Data records:
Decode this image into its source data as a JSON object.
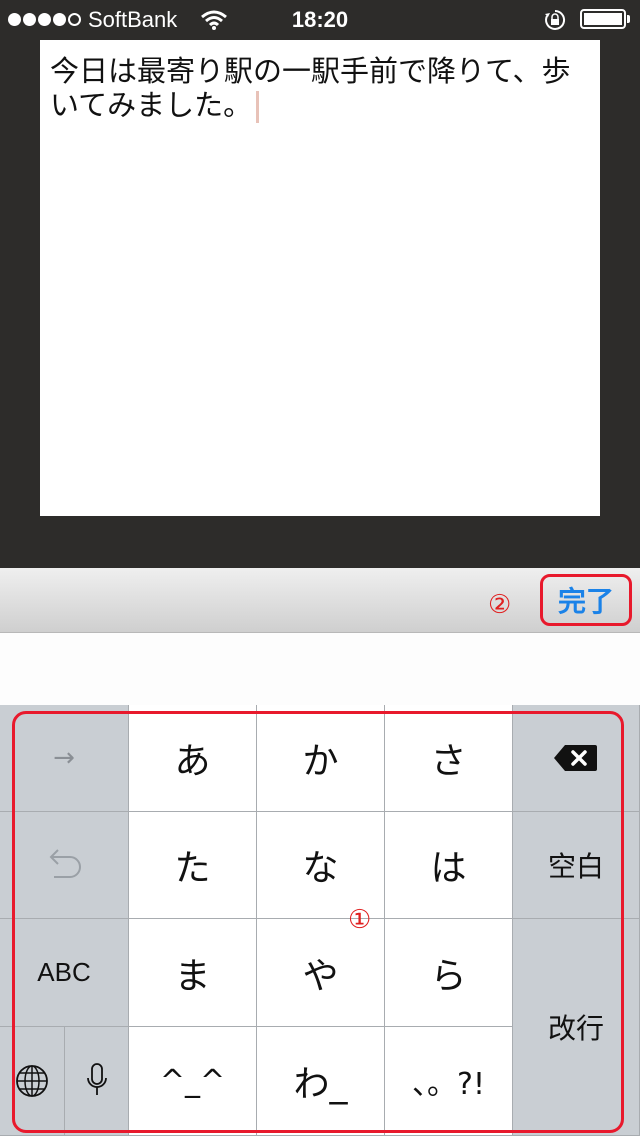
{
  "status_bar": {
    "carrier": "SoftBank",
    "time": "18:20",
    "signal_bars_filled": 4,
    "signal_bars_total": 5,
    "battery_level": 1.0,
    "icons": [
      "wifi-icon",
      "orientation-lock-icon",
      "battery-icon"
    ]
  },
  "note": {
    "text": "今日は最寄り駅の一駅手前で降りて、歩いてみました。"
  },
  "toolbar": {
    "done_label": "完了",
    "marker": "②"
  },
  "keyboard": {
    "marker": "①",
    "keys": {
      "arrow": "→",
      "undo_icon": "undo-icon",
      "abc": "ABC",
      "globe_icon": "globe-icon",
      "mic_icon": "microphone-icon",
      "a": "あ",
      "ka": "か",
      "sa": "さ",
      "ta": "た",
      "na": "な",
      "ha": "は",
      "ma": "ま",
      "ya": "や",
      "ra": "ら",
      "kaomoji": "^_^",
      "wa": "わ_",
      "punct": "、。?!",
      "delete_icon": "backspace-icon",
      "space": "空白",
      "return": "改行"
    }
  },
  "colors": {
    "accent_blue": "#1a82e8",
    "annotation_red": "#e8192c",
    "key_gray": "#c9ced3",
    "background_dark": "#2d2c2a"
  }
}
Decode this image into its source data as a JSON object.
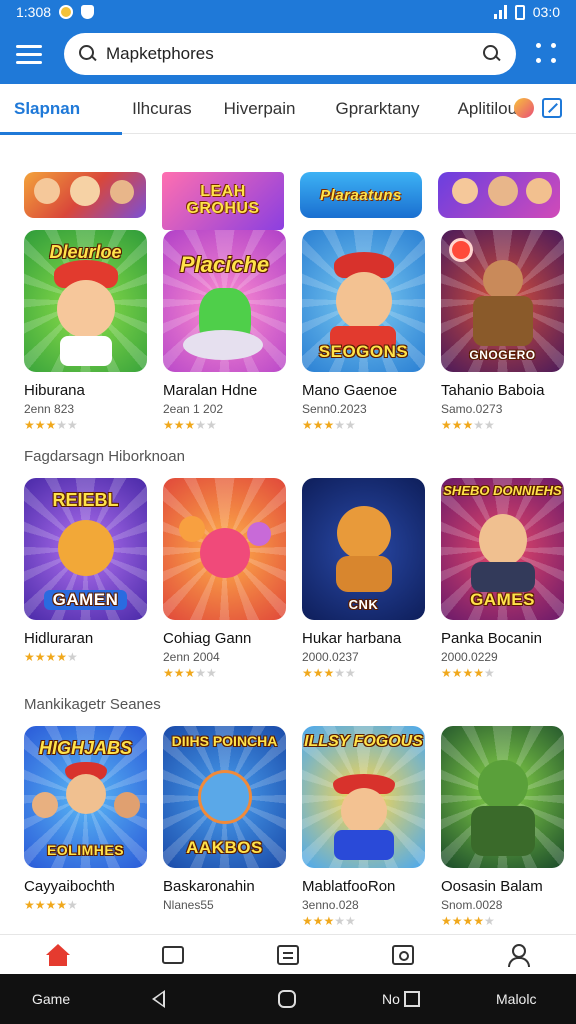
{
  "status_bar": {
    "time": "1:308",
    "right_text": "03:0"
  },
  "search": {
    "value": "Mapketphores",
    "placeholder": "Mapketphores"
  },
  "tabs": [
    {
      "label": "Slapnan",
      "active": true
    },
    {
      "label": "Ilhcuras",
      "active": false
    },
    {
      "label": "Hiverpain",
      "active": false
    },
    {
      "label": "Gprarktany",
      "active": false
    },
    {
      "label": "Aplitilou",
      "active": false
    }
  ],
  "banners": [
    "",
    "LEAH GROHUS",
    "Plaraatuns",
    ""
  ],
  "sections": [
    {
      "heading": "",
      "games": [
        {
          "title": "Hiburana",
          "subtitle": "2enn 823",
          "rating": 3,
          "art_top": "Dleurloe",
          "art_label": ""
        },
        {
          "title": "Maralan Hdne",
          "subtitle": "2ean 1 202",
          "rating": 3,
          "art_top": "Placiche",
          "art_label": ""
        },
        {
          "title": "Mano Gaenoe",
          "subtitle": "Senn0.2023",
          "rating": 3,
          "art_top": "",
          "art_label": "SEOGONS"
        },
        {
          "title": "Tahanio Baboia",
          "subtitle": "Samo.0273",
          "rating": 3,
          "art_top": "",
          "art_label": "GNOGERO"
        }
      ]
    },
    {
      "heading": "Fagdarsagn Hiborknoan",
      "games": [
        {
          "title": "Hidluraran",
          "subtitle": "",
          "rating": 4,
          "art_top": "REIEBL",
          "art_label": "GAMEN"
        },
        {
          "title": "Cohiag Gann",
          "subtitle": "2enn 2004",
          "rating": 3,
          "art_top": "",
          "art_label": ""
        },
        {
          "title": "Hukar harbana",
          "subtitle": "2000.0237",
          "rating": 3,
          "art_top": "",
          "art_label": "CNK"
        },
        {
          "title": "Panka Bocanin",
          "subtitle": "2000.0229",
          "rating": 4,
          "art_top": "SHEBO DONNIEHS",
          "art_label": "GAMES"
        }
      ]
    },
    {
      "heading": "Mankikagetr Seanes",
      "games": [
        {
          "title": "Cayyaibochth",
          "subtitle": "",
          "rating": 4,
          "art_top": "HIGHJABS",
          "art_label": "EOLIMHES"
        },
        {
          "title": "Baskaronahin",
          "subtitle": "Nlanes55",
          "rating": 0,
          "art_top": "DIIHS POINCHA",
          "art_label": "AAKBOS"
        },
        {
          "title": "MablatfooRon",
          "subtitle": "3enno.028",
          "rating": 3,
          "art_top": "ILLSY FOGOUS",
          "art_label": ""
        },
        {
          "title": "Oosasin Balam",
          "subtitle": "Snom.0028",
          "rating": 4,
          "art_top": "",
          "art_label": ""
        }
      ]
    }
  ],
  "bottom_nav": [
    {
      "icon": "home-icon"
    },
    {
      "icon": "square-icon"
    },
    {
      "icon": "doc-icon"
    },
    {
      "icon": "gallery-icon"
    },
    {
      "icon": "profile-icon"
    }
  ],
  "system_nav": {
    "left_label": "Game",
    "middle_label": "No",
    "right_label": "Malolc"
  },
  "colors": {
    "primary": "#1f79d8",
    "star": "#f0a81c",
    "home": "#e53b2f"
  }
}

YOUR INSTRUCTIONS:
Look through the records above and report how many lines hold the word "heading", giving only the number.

ANSWER SPACE:
3